The mobile world might be talking about the newly-launched Snapdragon 820, powering the latest devices like the LG G5 and some variants of the Samsung Galaxy S7, but today Qualcomm made the promise of real desktop-rivalling power in its next-gen Snapdragon chipset.
There's a big divide in virtual reality devices at the moment. There are mobile devices powered by your smartphone, like Samsung's Gear VR, and then there's desktop solution, like Oculus Rift and HTC Vive.
The former is compact and mobile, using the power of a smartphone chipset to power the experience, the latter connected to a desktop computer.
Talking about HTC Vive, Chet Faliszek from Valve told us that he expected it to be tethered "for a long time", saying that you needed dual streams of 90fps content heading to the displays for each eye and that an untethered solution couldn't deliver that. Most smartphone displays run at 60fps.
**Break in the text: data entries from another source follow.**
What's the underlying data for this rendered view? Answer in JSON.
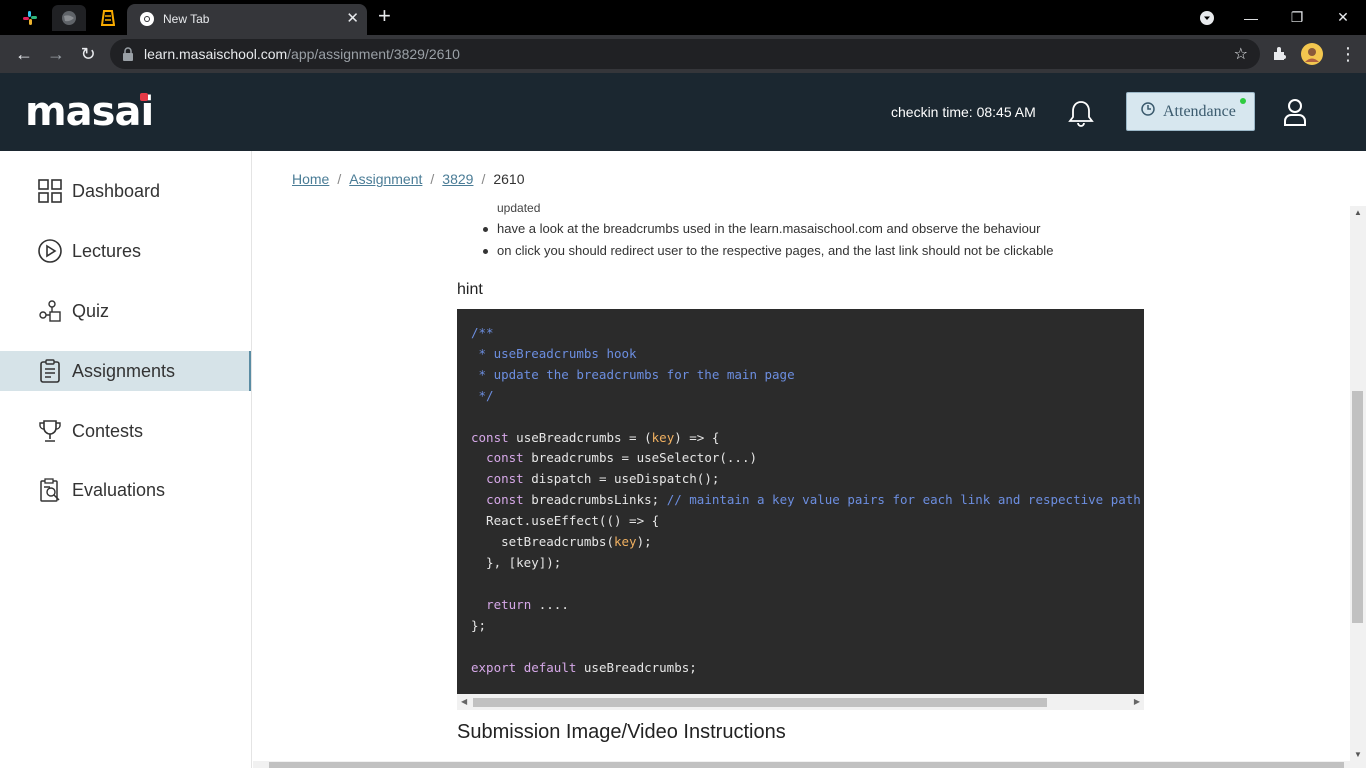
{
  "browser": {
    "tab_title": "New Tab",
    "url_host": "learn.masaischool.com",
    "url_path": "/app/assignment/3829/2610"
  },
  "header": {
    "logo": "masai",
    "checkin": "checkin time: 08:45 AM",
    "attendance_label": "Attendance"
  },
  "sidebar": {
    "items": [
      {
        "label": "Dashboard",
        "icon": "dashboard-icon"
      },
      {
        "label": "Lectures",
        "icon": "play-icon"
      },
      {
        "label": "Quiz",
        "icon": "quiz-icon"
      },
      {
        "label": "Assignments",
        "icon": "clipboard-icon",
        "active": true
      },
      {
        "label": "Contests",
        "icon": "trophy-icon"
      },
      {
        "label": "Evaluations",
        "icon": "evaluation-icon"
      }
    ]
  },
  "breadcrumb": {
    "items": [
      "Home",
      "Assignment",
      "3829"
    ],
    "current": "2610"
  },
  "content": {
    "cut_text": "updated",
    "bullets": [
      "have a look at the breadcrumbs used in the learn.masaischool.com and observe the behaviour",
      "on click you should redirect user to the respective pages, and the last link should not be clickable"
    ],
    "hint_label": "hint",
    "code_lines": [
      "/**",
      " * useBreadcrumbs hook",
      " * update the breadcrumbs for the main page",
      " */",
      "",
      "const useBreadcrumbs = (key) => {",
      "  const breadcrumbs = useSelector(...)",
      "  const dispatch = useDispatch();",
      "  const breadcrumbsLinks; // maintain a key value pairs for each link and respective path",
      "  React.useEffect(() => {",
      "    setBreadcrumbs(key);",
      "  }, [key]);",
      "",
      "  return ....",
      "};",
      "",
      "export default useBreadcrumbs;"
    ],
    "submission_heading": "Submission Image/Video Instructions"
  }
}
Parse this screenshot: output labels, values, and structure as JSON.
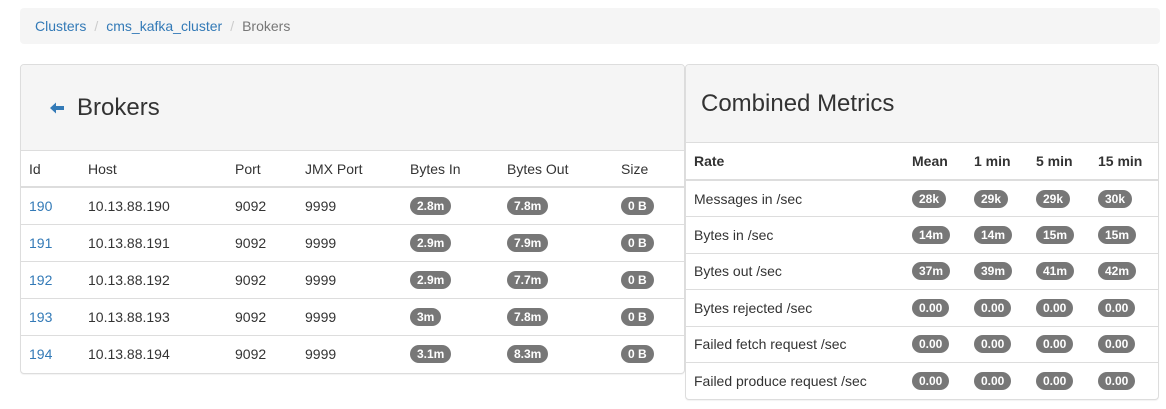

Qualcomm today claimed that they would be able to cut the umbilical to the desktop computer with next-generation Qualcomm Snapdragon hardware.
Talking in a Q&A session at the opening of Mobile World Congress 2016, Steve Mollenkopf, Qualcomm CEO, said that "next-gen snapdragon will bring a lot of desktop type scenarios in mobile devices," and that Qualcomm recognised that in many cases, GPU enhancement was more important that CPU.
He continued, saying that a system on chip, i.e., like a Snapdragon chipset, has an advantage because it can more easily synchronise audio and video, something that's important for an immersive VR experience.
"We see no limitation," said Christiano Amon, executive vice president, Qualcomm.
However, today's top-tier virtual reality system, like HTC Vive, isn't necessarily the end point for VR. Qualcomm might be able to power a similar system with its next-gen mobile hardware, but VR will probably keep moving apace.